- XML-Sitemaps.com: This web-based application lets you input your website URL and then generates an XML file for you. It’s a free tool for up to 500 URLs.
Depending on the CMS you’re using, there are also numerous XML sitemap generator plugins available. However, exercise caution, as even the best tools have their limitations.
Always double-check the output.
Some best SEO plugins for WordPress to generate a sitemap:
- Yoast SEO
- All-in-One SEO
- Google XML Sitemaps
You can look at a small instance of XML sitemap generated by Yoast SEO as below:
HTML Sitemap Generator Tools
- Dynomapper.com: This free online tool allows you to scan your website URL or upload a document to generate an HTML sitemap. Remember, if your site is poorly structured, there might be better methods than using a generator.
- Crawler: If you have a large site and are already using a crawler like OnCrawl, DeepCrawl, Screaming Frog, or SiteBulb, you can use the output from a crawl to help generate your HTML sitemap.
Just like XML sitemaps, various CMS plugins can create HTML sitemaps.
Here are a few for WordPress:
- Simple Sitemap
- All in One SEO (can help with both XML and HTML sitemaps)
- Companion Sitemap Generator (can also generate both XML and HTML sitemaps)
10 Things to Exclude on Your Sitemaps
When creating your sitemaps, it’s a good practice only to include pages that are relevant for SEO.
This approach makes the most of your crawl budget, enabling search engines to crawl your site and potentially improve indexation more efficiently.
Here are 10 types of content you should exclude from your sitemaps:
- Duplicate Pages: These are pages with identical or very similar content to other pages on your site.
- Paginated Pages: These are usually part of a series of pages presenting content in sequential order.
- Non-Canonical Pages: These are alternative versions of canonical pages that search engines don’t recognize as the authoritative versions.
- Archive Pages: These are old pages or pages that compile previous posts or content.
- Redirected (3xx), Missing (4xx), and Error (5xx) Pages: These pages can create a poor user experience and are best left out of your.
- Comment URLs: These are URLs that link directly to comments on your site.
- No-Index Pages: These are pages you’ve instructed search engines not to index.
- Resource Pages Useful to Visitors but Not Serving as Landing Pages: While these pages might be helpful to users, they’re not intended to attract search engine traffic.

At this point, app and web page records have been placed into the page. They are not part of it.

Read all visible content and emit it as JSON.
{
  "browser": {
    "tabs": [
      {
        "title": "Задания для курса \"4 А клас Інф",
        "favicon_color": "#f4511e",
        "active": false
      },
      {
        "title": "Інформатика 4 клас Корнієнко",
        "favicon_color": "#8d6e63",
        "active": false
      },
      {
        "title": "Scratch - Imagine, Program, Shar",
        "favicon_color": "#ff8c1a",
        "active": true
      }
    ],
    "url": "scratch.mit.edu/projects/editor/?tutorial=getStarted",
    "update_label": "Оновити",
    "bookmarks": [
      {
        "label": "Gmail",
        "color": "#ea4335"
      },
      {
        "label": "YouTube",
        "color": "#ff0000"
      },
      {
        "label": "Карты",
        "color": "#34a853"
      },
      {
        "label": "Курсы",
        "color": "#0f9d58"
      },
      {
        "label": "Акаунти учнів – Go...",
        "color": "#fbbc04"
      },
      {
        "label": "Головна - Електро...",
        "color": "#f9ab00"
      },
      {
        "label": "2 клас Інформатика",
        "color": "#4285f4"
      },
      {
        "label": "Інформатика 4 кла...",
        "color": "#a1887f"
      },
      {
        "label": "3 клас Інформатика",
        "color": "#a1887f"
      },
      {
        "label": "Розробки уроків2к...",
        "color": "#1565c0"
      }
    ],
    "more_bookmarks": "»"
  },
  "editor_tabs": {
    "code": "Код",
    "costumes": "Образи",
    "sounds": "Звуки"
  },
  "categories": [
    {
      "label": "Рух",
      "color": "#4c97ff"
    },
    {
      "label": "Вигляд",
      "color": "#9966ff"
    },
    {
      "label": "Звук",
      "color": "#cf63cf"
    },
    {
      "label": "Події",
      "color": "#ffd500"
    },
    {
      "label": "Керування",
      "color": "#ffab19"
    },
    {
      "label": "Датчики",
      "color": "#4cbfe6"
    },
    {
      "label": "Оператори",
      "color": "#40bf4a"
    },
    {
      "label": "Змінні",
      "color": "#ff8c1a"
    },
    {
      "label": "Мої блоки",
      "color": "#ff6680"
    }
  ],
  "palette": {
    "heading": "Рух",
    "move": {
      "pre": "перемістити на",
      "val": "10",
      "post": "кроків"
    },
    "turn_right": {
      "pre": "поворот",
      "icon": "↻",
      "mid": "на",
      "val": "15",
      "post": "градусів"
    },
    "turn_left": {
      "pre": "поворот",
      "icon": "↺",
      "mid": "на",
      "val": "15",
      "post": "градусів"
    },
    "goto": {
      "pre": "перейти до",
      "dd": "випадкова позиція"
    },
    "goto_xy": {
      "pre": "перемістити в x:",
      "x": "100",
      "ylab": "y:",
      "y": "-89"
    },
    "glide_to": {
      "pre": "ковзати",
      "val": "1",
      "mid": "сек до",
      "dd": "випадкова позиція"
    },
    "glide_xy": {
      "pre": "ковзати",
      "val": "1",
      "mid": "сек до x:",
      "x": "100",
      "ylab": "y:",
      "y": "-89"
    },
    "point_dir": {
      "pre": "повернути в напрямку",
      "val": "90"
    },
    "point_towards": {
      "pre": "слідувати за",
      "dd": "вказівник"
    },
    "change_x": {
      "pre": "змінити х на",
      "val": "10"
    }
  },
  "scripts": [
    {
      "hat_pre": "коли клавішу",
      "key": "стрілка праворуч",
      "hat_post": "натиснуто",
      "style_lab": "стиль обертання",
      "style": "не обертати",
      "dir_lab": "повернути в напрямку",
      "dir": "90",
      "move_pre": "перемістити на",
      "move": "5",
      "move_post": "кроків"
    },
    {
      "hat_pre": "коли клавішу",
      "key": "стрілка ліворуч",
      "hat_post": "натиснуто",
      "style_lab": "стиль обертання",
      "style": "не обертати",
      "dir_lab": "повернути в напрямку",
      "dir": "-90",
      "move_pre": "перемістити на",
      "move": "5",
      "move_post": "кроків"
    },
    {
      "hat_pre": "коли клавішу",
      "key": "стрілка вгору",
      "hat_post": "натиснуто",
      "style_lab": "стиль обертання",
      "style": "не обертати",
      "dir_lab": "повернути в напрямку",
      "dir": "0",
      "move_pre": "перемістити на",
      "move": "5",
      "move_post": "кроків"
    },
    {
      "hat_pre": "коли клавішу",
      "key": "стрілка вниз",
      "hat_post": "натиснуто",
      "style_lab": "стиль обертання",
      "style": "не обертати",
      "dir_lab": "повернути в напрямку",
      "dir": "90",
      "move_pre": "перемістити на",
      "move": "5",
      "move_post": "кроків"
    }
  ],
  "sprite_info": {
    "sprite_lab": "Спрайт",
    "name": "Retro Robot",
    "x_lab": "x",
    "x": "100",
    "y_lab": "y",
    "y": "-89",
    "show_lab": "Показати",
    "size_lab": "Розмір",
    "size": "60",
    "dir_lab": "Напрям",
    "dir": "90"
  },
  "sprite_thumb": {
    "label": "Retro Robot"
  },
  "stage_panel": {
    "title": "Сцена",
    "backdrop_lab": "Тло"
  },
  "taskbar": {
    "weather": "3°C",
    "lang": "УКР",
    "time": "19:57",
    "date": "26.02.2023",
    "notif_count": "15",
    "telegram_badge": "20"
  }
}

- Site Result Search Pages: These pages display the results of a site-specific search and typically don’t need to be indexed.
- Pages Shared Via Email: If a page is primarily shared via email and not intended for search engine discovery, it doesn’t need to be in the sitemap.
By now, you should have a clear answer to the question, “What Is A Sitemap?” and understand its significance in managing a successful website.
Sitemaps act as navigational aids for search engine bots, ensuring they discover all your important pages. While the process may seem daunting initially, the SEO benefits make it worthwhile.
We hope this guide has helped demystify sitemaps and equipped you with the knowledge to implement one effectively.
Now, it’s time to put this knowledge into practice!